Wednesday, March 30, 2011
Media contact: Gabriella B. Ferraro (FWC), 772-215-9459;
Sue Leitholf (Rookery Bay National Estuarine Research Reserve), 239-417-6310, ext. 232;
Nancy Richie (city of Marco Island), 239-389-5003
Biologists with the Florida Fish and Wildlife Conservation
Commission (FWC) will post signs and temporarily close some Collier
County beach areas to help protect nesting shorebirds.
- Portions of Big Marco Pass Critical Wildlife Area, known
locally as Sand Dollar Island will be closed as of April 1.
- Caxambas Pass Critical Wildlife Area will be closed as of April
- Areas of Keewaydin Island and Cape Romano Shoals (aka Second
Chance) will be posted by April 21.
- Portions of Marco Island city beach (just south of Tigertail
Beach) will be closed in mid-April.
Areas will remain closed until the end of nesting season in
mid-August or until nesting is complete, whichever comes
The four species
that nest in these protected areas are the least tern, black
skimmer, snowy plover and Wilson's plover.
The FWC is joined in this effort by the city of Marco Island and
the Florida Department of Environmental Protection's Rookery Bay
National Estuarine Research Reserve.
Rookery Bay Research Reserve staff will post signs and close
approximately five acres on the southern tip of Keewaydin Island.
They will close approximately three acres on Cape Romano
FWC biologists, with the help of volunteers, manage these areas
to maximize nesting success for these species. Nesting areas
will be closed off with "symbolic fencing," which consists of signs
connected by twine and marked with flagging.

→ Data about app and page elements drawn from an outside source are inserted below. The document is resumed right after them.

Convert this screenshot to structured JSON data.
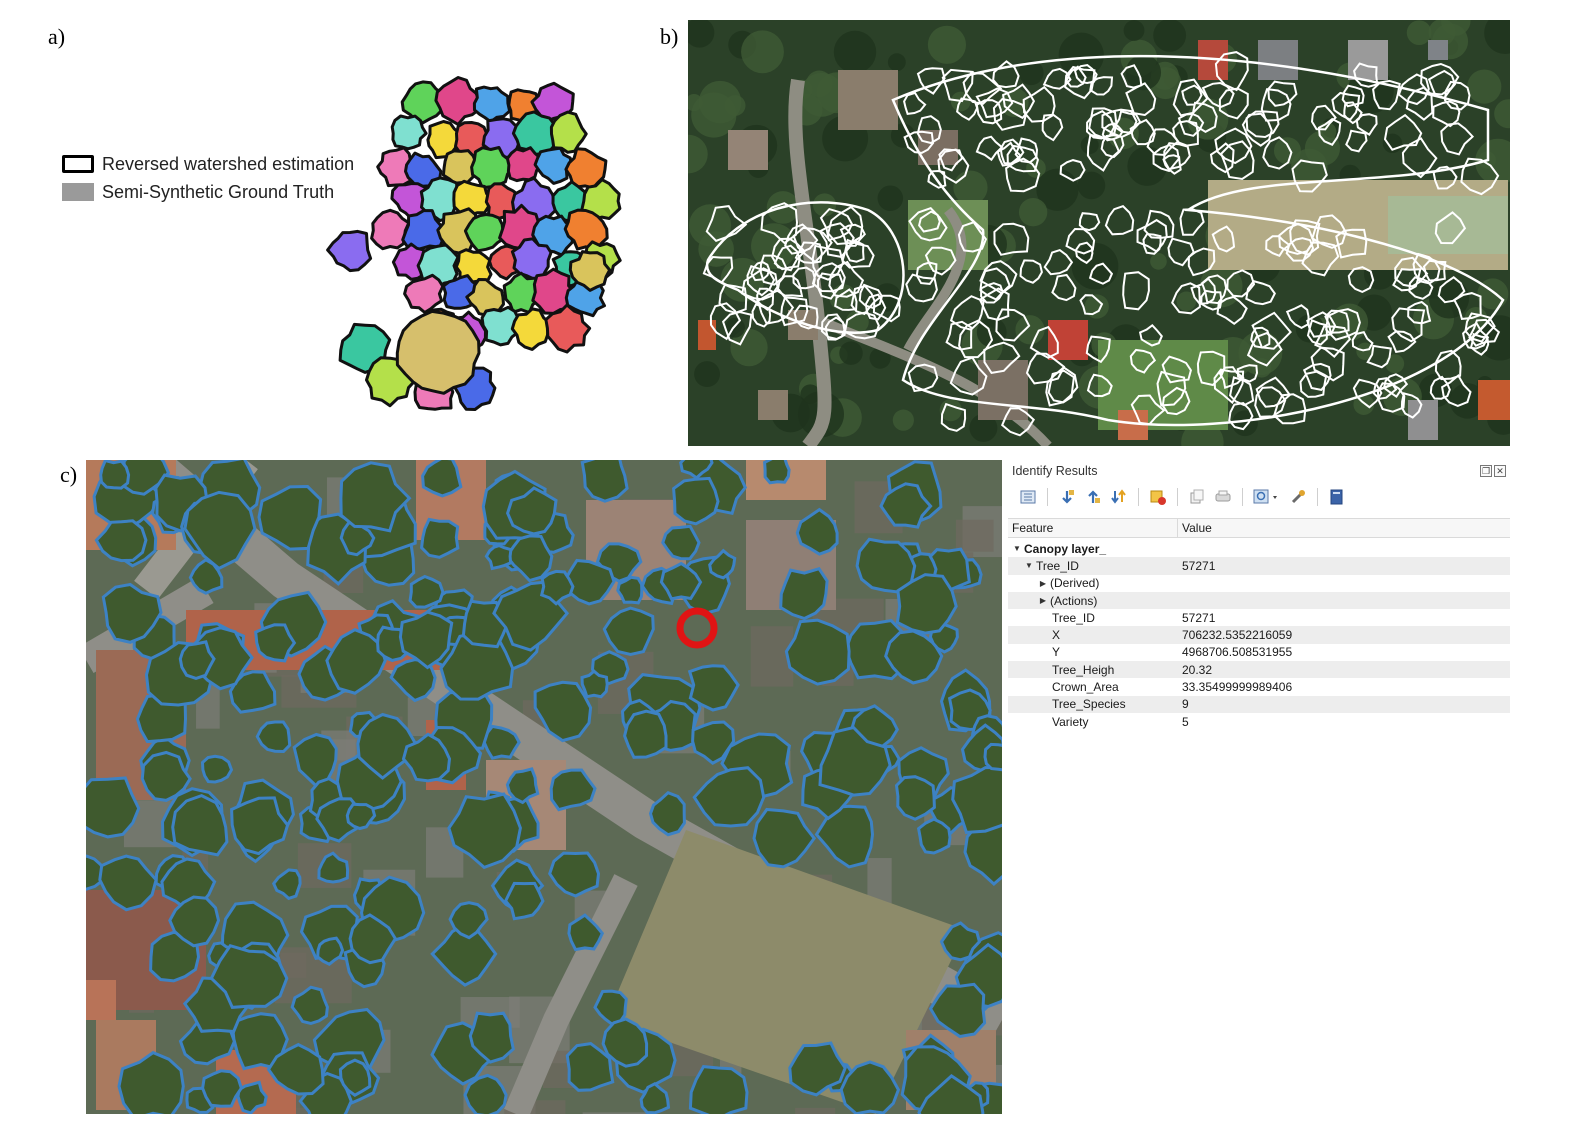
{
  "panel_labels": {
    "a": "a)",
    "b": "b)",
    "c": "c)"
  },
  "legend": {
    "items": [
      {
        "label": "Reversed watershed estimation",
        "style": "outline",
        "color": "#000000"
      },
      {
        "label": "Semi-Synthetic Ground Truth",
        "style": "fill",
        "color": "#9a9a9a"
      }
    ]
  },
  "identify_results": {
    "title": "Identify Results",
    "columns": {
      "feature": "Feature",
      "value": "Value"
    },
    "layer": "Canopy layer_",
    "feature_row": {
      "label": "Tree_ID",
      "value": "57271"
    },
    "sub_nodes": [
      "(Derived)",
      "(Actions)"
    ],
    "attributes": [
      {
        "name": "Tree_ID",
        "value": "57271"
      },
      {
        "name": "X",
        "value": "706232.5352216059"
      },
      {
        "name": "Y",
        "value": "4968706.508531955"
      },
      {
        "name": "Tree_Heigh",
        "value": "20.32"
      },
      {
        "name": "Crown_Area",
        "value": "33.35499999989406"
      },
      {
        "name": "Tree_Species",
        "value": "9"
      },
      {
        "name": "Variety",
        "value": "5"
      }
    ]
  },
  "colors": {
    "crown_outline_c": "#3d82c4",
    "selected_crown": "#e01414",
    "crown_outline_b": "#ffffff"
  }
}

These closed
areas protect the nesting birds from unnecessary disturbances and
protect their nests from being accidentally stepped on. All
of these species nest in the open and lay their well-camouflaged
eggs directly on the sand, making them nearly invisible to
predators and to the untrained human eye.
The closed areas on the beaches may change or shift throughout
the nesting season, depending on where the birds have chosen to
nest at any given time.
If you would like more information about
living with beach-nesting shorebirds, go to MyFWC.com/Wildlife,
and download the "Co-existing with Florida's beach-nesting birds"